TO THE PRESIDENT OF THE UNITED STATESD. S. MSS.
Philadelphia Jan. 1, 1793.
I have duly considered the translation of the letter of Dec. 27, from M. de la Forest, stating that the French Consuls here have a right to receive their salaries at Paris, that under the present circumstances they cannot dispose of their bills, and desiring that our government will take them as a remittance in part of the monies we have to pay to France. No doubt he proposes to let us have them on such terms as may ensure us against loss either from the course of exchange of cash for cash at Philadelphia, Amsterdam & Paris, or from the difference between cash and assignats at Paris, in which latter form they will probably be paid. I do not observe any objection from the treasury that this channel of remittance would be out of their ordinary line and inadmissible on that account.—Taking it therefore on the ground merely of an advance unauthorized by the French government, I think the bills may be taken.

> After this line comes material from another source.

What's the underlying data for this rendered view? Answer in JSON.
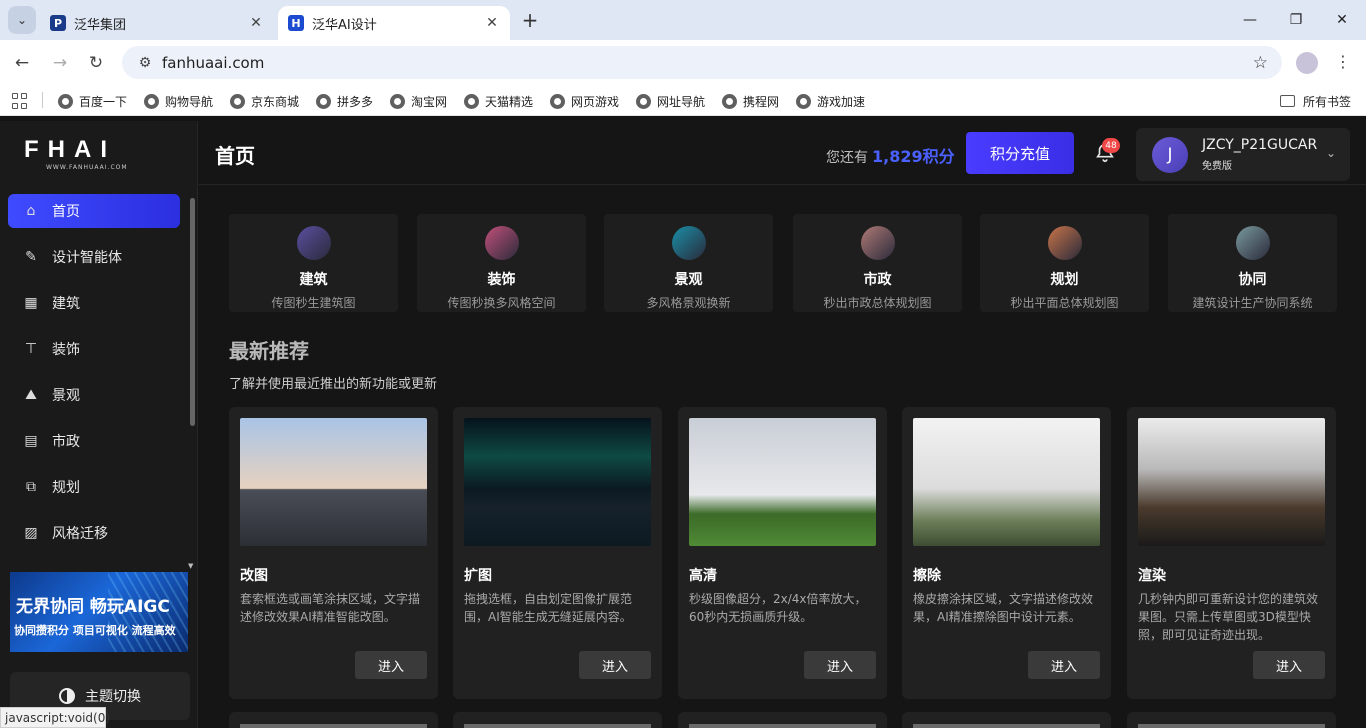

We have every reason to believe the money is due to them, and none to doubt it will be paid, every creditor being authorized to draw on his debtor. They will be paid indeed in assignats, at the nominal value only, but it is previously understood that these will procure cash on the spot of the real value we shall have paid for them. The risk, if any, is certainly very small, and such as it would be expedient in us to encounter in order to oblige these gentlemen. I think it of real value to produce favorable dispositions in the agents of foreign nations here. Cordiality among nations depends very much on the representations of their agents mutually, and cordiality once established, is of immense value, even counted in money, from the favors it produces in commerce, and the good understanding it preserves in matters merely political.
[1 ]The completion of this letter is lost.